Developers of computer systems aren’t required to build the same safeguards as traditional arms makers.
The Defense Department does not require developers of computer systems that launch cyber operations to implement the same safeguards required of traditional arms makers to prevent collateral damage.
A Pentagon mandate that autonomous weapons be built and tested so humans won’t lose control over them doesn’t apply to cyber weapons, documents state. The exemption gives military programmers more flexibility to introduce automation into command-and-control infrastructure for cyber operations, allowing military officials to launch computer campaigns more swiftly.

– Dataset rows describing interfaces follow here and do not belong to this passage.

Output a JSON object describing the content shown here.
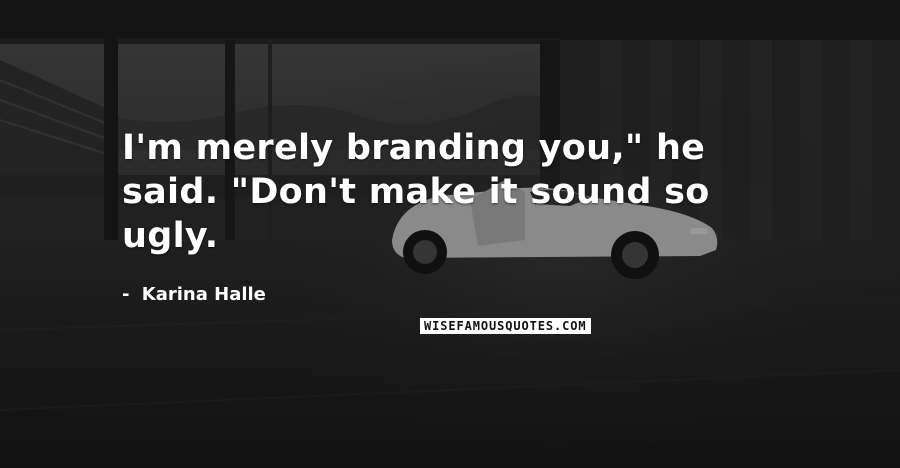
{
  "quote": {
    "line1": "I'm merely branding you,\" he",
    "line2": "said. \"Don't make it sound so",
    "line3": "ugly."
  },
  "author": {
    "dash": "-",
    "name": "Karina Halle"
  },
  "watermark": {
    "text": "WISEFAMOUSQUOTES.COM"
  },
  "colors": {
    "text": "#ffffff",
    "watermark_bg": "#ffffff",
    "watermark_text": "#111111",
    "background": "#1d1d1d"
  }
}
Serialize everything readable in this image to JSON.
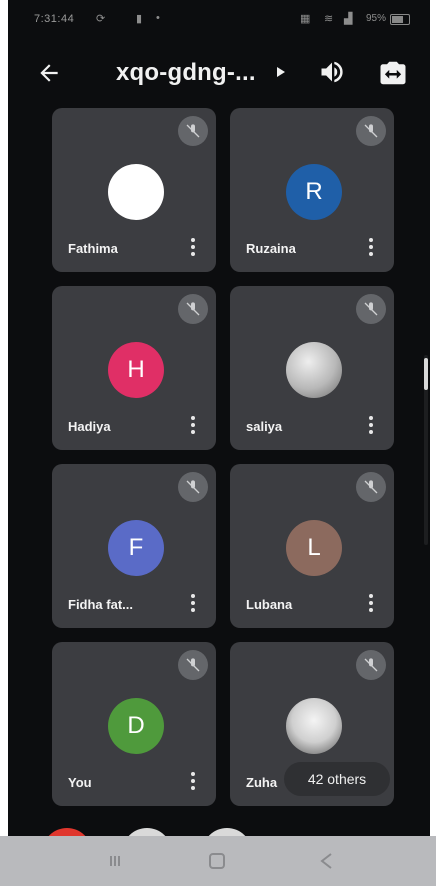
{
  "statusbar": {
    "time": "7:31:44",
    "battery": "95%"
  },
  "topbar": {
    "title": "xqo-gdng-..."
  },
  "participants": [
    {
      "name": "Fathima",
      "initial": "",
      "avatar_color": "#ffffff"
    },
    {
      "name": "Ruzaina",
      "initial": "R",
      "avatar_color": "#1f5fa8"
    },
    {
      "name": "Hadiya",
      "initial": "H",
      "avatar_color": "#e02f66"
    },
    {
      "name": "saliya",
      "initial": "",
      "avatar_color": "#c7c7c7"
    },
    {
      "name": "Fidha fat...",
      "initial": "F",
      "avatar_color": "#5a6bc7"
    },
    {
      "name": "Lubana",
      "initial": "L",
      "avatar_color": "#8c6a5e"
    },
    {
      "name": "You",
      "initial": "D",
      "avatar_color": "#4f9a3c"
    },
    {
      "name": "Zuha",
      "initial": "",
      "avatar_color": "#d8d8d8"
    }
  ],
  "others_chip": "42 others",
  "colors": {
    "background": "#0c0d0f",
    "tile": "#3c3d41",
    "navbar": "#b9babd"
  }
}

A directive, released Nov. 21, mandated that automated and semi-autonomous weaponry -- such as guided munitions that independently select targets -- must have human machine interfaces and “be designed to allow commanders and operators to exercise appropriate levels of human judgment over the use of force.” The mandate called for “rigorous hardware and software verification and validation” to ensure that engagements could be terminated if not completed in a designated time frame. The goal is to minimize “unintended engagements,” the document states.
The Pentagon is permitting less human control over systems that deploy malware, exploits and mitigation tools, highlighting Defense’s focus on agile responses to computer threats. The document, signed by Deputy Secretary of Defense Ashton Carter, explicitly states that the directive “does not apply to autonomous or semi-autonomous cyberspace systems for cyberspace operations.”

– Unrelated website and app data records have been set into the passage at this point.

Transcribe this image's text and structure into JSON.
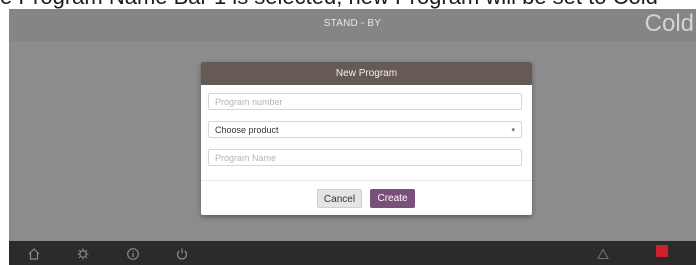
{
  "caption": {
    "text": "e Program Name Bar 1 is selected, new Program will be set to Cold"
  },
  "header": {
    "status": "STAND - BY",
    "right_label": "Cold"
  },
  "dialog": {
    "title": "New Program",
    "program_number_placeholder": "Program number",
    "product_select": "Choose product",
    "program_name_placeholder": "Program Name",
    "cancel_label": "Cancel",
    "create_label": "Create"
  },
  "colors": {
    "dialog_header": "#665a56",
    "create_button": "#7a4f7a",
    "alarm_red": "#d0202a",
    "bottom_bar": "#2b2b2b"
  },
  "bottom_bar": {
    "icons": [
      "home-icon",
      "settings-icon",
      "info-icon",
      "power-icon",
      "warning-icon",
      "alarm-indicator"
    ]
  }
}
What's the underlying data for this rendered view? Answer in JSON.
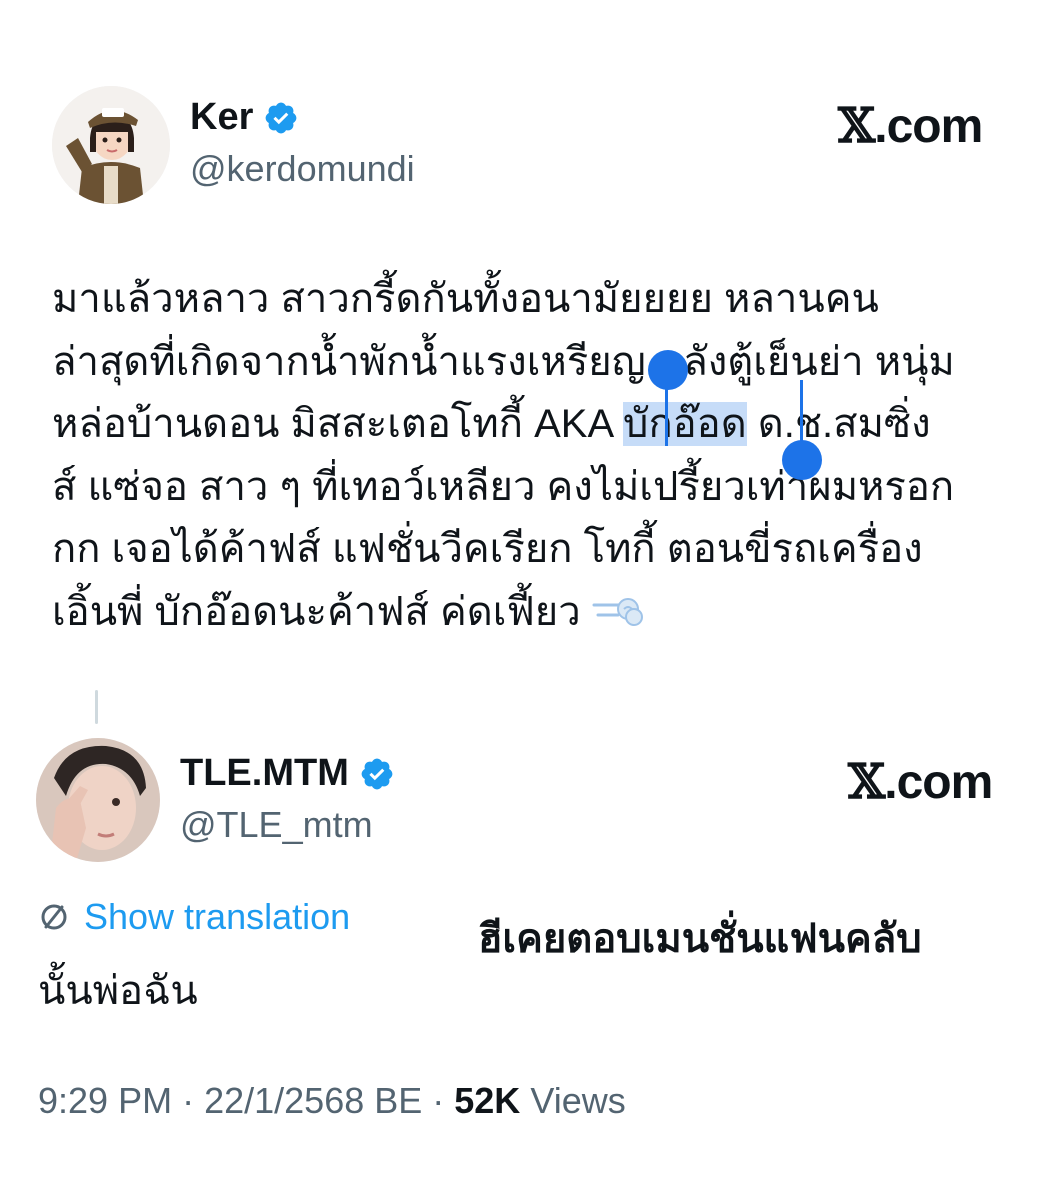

Defense has been pushing to integrate more autonomous capabilities into offensive computer systems, to meet the need to address threats in real time and make up for a lack of specialists that can carry out the exercises manually. This introduces a new threat that mistakes could go unchecked if computer glitches occur.

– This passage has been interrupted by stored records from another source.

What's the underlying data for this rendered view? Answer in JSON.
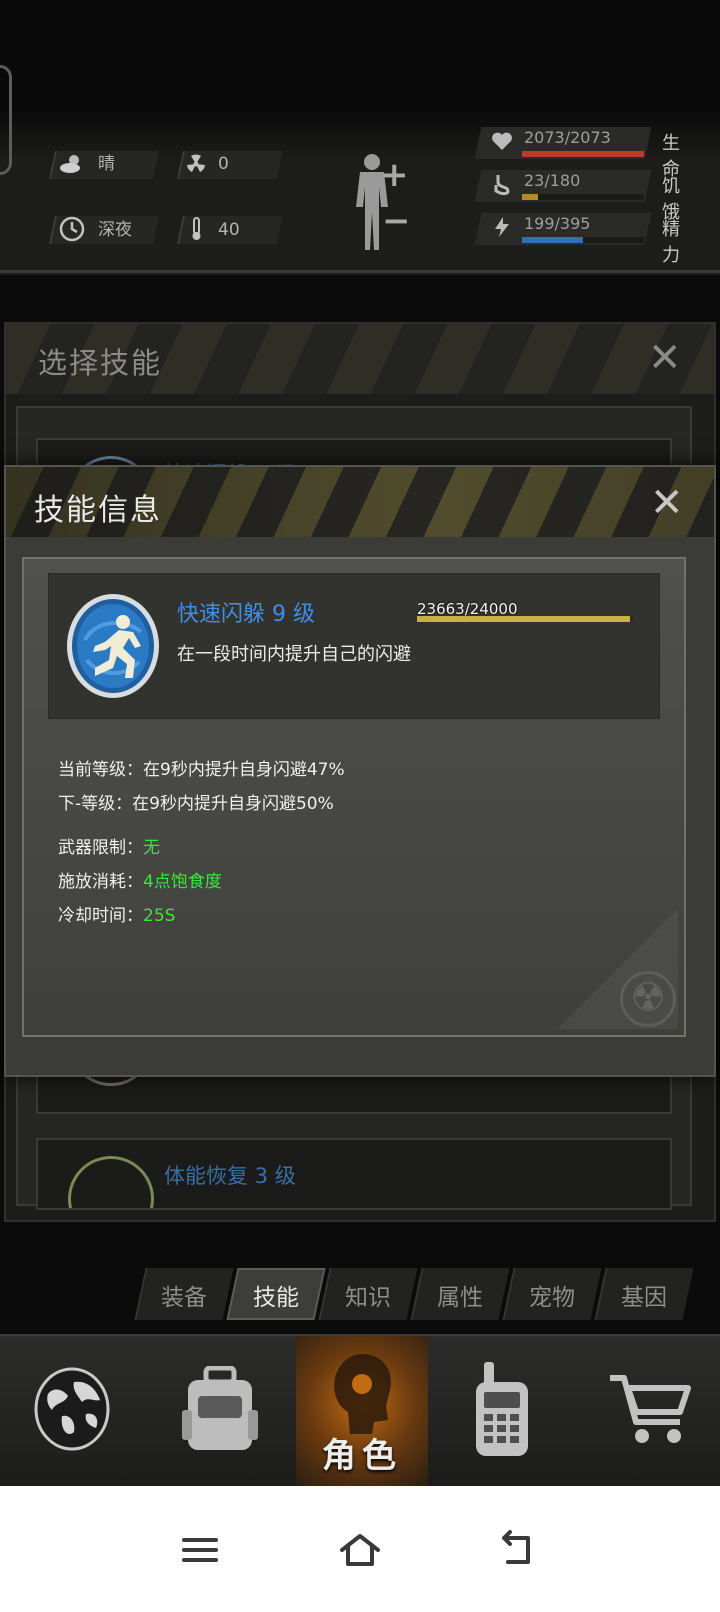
{
  "status": {
    "weather": "晴",
    "radiation": "0",
    "time_of_day": "深夜",
    "temperature": "40"
  },
  "vitals": [
    {
      "value": "2073/2073",
      "label": "生命",
      "color": "#c0392b",
      "fraction": 1.0,
      "icon": "heart-icon"
    },
    {
      "value": "23/180",
      "label": "饥饿",
      "color": "#b58a2a",
      "fraction": 0.128,
      "icon": "stomach-icon"
    },
    {
      "value": "199/395",
      "label": "精力",
      "color": "#2f6fb5",
      "fraction": 0.504,
      "icon": "energy-icon"
    }
  ],
  "select_panel": {
    "title": "选择技能",
    "items": [
      {
        "name": "快速闪躲 9 级"
      },
      {
        "name": "体能恢复 3 级"
      }
    ]
  },
  "info_modal": {
    "title": "技能信息",
    "skill": {
      "name": "快速闪躲 9 级",
      "description": "在一段时间内提升自己的闪避",
      "exp_text": "23663/24000",
      "exp_fraction": 0.986
    },
    "current_level": "当前等级：在9秒内提升自身闪避47%",
    "next_level": "下-等级：在9秒内提升自身闪避50%",
    "weapon_label": "武器限制：",
    "weapon_value": "无",
    "cost_label": "施放消耗：",
    "cost_value": "4点饱食度",
    "cooldown_label": "冷却时间：",
    "cooldown_value": "25S"
  },
  "tabs": [
    {
      "label": "装备",
      "active": false
    },
    {
      "label": "技能",
      "active": true
    },
    {
      "label": "知识",
      "active": false
    },
    {
      "label": "属性",
      "active": false
    },
    {
      "label": "宠物",
      "active": false
    },
    {
      "label": "基因",
      "active": false
    }
  ],
  "bottom_nav": {
    "active_label": "角色",
    "items": [
      "globe-icon",
      "backpack-icon",
      "character-icon",
      "radio-icon",
      "cart-icon"
    ]
  },
  "colors": {
    "accent_blue": "#3e8ee8",
    "value_green": "#38e83a",
    "exp_bar": "#c8b043",
    "nav_active": "#c06a12"
  }
}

A central tenet of Plan X -- a Defense funding initiative to build command-and-control architecture that could manage and launch offensive tools -- involves identifying areas for automation and machine assistance in cyber operations. A newly released solicitation document asks respondents to address how a system can be built to allow planners to “mark instructions and actions that could be autonomously executed without operator monitoring” and seeks ideas on how “mission program logic is able to operate autonomously if communications are lost or degraded.”